Study Finds No Significant Difference In Clinical Outcomes Of Opioid Use Disorder Patients Despite Increase In Telemedicine Use

A new study featured in the JAMA Network Open has revealed that there is no significant difference in clinical outcomes among opioid use disorder (OUD) patients regardless of whether they are receiving treatment from clinicians with high or low telehealth use.

The COVID-19 pandemic has resulted in an unprecedented shift in the way opioid use disorder treatment is delivered, with a move towards increased use of telemedicine. This new approach has been proposed as a potential solution to reduce barriers to OUD treatment, with preliminary research suggesting that telemedicine may lead to increased access to buprenorphine and higher rates of MOUD initiation. This new study was conducted in order to examine clinical telemedicine use during the pandemic and its associted differences in care for OUD.

For this study, researchers looked at claims for telemedicine visits over two separate periods: March 14, 2019, to March 13, 2020, and March 14, 2020, to March 13, 2021. The criteria for inclusion in the study as a patient included having opioid use disorder (OUD) and being enrolled in a commercial insurance or Medicare Advantage plan. Clinicians included in the study provided office-based OUD treatment and were divided into low, medium, or high telehealth-use groups. The study population consisted of 11,801 patients who received treatment from 1,768 clinicians, with a mean age of 53.9, and 5,902 of them were male. The outcomes assessed were all outpatient visits, the type of OUD visit within 90 days of an index visit, the prescribing of medications for OUD (MOUD), and clinical events related to OUD, such as drug overdose or rehabilitation center stay.

The researchers determined that despite an increase in the use of telehealth for opioid use disorder (OUD) between the pre-pandemic and mid-pandemic periods, the overall visit volume for OUD episodes per patient remained consistent among clinicians who had either high or low telehealth use rates. Additionally, there were no discernable alterations in the initiation of medication for opioid use disorder (MOUD), number of days’ supply of MOUD, or opioid-related clinical events among all participants.

The researchers determined  that the results showed that care patterns and outcomes of these patients were comparable whether they were treated by clinicians who primarily used telemedicine or those who provided in-person care. Additionally, they stated that there was no evidence to suggest that telemedicine was used excessively by clinicians with high versus low telemedicine use, or that its adoption was linked to greater access or improved quality of care. The researchers concluded “taken together, these findings suggest that telemedicine is an acceptable alternative for OUD treatment, but is unlikely to significantly alter care quality or access in the short term.”

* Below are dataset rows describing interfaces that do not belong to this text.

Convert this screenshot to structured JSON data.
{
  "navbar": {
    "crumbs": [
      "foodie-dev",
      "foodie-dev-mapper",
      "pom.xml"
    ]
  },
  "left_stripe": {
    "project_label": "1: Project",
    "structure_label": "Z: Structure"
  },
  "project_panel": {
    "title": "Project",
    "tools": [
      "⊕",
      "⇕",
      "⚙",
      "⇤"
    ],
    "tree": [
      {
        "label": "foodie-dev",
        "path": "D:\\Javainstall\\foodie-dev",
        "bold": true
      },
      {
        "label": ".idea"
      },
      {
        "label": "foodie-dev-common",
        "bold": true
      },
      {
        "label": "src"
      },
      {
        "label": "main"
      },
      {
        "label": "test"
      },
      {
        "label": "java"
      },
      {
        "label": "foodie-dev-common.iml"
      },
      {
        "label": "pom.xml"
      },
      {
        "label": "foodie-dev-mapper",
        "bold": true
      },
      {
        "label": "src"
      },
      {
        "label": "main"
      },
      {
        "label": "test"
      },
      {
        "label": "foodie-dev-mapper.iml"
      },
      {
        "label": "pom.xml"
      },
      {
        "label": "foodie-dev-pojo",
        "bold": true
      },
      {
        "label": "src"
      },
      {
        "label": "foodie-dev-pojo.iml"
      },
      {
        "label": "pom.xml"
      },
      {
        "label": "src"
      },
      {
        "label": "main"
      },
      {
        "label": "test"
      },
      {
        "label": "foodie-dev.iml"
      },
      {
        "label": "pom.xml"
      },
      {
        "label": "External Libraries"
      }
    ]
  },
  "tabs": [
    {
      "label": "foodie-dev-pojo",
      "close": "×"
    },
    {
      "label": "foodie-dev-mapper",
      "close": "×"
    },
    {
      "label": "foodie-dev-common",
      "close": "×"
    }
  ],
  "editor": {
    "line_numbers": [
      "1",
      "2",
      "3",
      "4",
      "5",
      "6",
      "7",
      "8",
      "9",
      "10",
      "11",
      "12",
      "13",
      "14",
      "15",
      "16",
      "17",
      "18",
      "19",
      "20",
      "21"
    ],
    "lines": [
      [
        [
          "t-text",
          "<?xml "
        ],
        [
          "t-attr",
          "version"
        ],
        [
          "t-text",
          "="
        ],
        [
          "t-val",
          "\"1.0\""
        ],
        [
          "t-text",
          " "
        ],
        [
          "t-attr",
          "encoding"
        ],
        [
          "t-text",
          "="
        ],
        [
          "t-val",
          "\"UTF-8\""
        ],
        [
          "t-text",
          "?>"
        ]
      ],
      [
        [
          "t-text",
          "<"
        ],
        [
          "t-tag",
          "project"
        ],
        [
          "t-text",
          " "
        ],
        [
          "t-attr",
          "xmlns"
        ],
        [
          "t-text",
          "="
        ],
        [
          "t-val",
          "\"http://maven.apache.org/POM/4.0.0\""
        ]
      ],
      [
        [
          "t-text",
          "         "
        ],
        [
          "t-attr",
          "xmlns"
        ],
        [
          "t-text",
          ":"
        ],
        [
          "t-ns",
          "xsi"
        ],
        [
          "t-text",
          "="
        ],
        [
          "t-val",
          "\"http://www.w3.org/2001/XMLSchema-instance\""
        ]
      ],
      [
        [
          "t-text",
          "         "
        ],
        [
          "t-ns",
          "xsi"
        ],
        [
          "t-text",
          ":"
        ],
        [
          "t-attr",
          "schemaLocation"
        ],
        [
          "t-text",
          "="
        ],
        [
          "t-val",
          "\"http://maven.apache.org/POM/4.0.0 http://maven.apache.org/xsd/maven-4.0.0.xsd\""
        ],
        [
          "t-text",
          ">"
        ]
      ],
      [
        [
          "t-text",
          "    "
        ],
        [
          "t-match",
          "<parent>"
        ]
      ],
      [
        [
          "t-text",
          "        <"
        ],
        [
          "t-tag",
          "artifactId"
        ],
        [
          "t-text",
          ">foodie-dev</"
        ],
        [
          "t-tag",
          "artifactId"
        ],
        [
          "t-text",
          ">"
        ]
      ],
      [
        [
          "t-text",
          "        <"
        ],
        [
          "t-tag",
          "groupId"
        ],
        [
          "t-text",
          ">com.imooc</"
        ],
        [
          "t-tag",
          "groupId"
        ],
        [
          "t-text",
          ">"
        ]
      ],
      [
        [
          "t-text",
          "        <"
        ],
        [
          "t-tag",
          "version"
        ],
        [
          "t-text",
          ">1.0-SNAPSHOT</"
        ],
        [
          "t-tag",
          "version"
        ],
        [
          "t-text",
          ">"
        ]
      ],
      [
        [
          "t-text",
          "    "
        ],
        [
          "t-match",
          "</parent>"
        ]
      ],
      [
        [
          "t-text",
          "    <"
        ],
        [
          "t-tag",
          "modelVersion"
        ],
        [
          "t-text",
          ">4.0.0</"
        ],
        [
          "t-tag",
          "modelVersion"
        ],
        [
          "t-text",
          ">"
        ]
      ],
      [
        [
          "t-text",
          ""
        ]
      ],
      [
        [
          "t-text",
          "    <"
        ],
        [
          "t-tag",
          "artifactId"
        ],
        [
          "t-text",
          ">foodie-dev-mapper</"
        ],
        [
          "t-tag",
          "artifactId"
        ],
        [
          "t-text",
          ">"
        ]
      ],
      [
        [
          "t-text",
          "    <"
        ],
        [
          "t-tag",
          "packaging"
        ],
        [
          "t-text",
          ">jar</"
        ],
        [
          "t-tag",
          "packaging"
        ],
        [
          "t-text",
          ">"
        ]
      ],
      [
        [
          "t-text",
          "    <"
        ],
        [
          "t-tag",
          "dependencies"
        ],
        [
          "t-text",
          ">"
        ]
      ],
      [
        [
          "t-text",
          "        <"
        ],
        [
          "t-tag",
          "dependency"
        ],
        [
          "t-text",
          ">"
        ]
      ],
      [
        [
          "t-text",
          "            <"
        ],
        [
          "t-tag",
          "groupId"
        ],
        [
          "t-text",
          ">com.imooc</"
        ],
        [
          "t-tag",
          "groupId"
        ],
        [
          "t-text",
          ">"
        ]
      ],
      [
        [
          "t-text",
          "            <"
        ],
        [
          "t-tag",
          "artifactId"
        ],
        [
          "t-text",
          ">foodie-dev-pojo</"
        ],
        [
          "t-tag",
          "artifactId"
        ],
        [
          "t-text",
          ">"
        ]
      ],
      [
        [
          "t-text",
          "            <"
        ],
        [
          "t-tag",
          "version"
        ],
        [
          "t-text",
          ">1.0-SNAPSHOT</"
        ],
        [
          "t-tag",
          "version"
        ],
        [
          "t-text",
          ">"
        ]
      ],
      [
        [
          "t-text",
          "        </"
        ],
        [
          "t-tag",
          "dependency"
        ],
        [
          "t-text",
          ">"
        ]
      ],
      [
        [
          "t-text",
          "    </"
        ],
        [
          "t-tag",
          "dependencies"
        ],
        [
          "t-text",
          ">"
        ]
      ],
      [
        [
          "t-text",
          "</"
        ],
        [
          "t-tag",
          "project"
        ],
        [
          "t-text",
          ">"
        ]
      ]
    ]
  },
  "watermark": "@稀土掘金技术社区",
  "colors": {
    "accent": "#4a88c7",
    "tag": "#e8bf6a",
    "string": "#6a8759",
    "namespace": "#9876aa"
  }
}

The study did note some limitations, however, such as its observational nature, meaning that associations were reported rather than causal links. Furthermore, the findings may not be applicable to other populations, and the outcomes only capture a part of the access to care process. Additionally, the researchers were unable to measure long-acting buprenorphine implants or other important clinical outcomes such as OUD relapse or patient functioning, and the rates of overdose were restricted to those who initiated OUD treatment.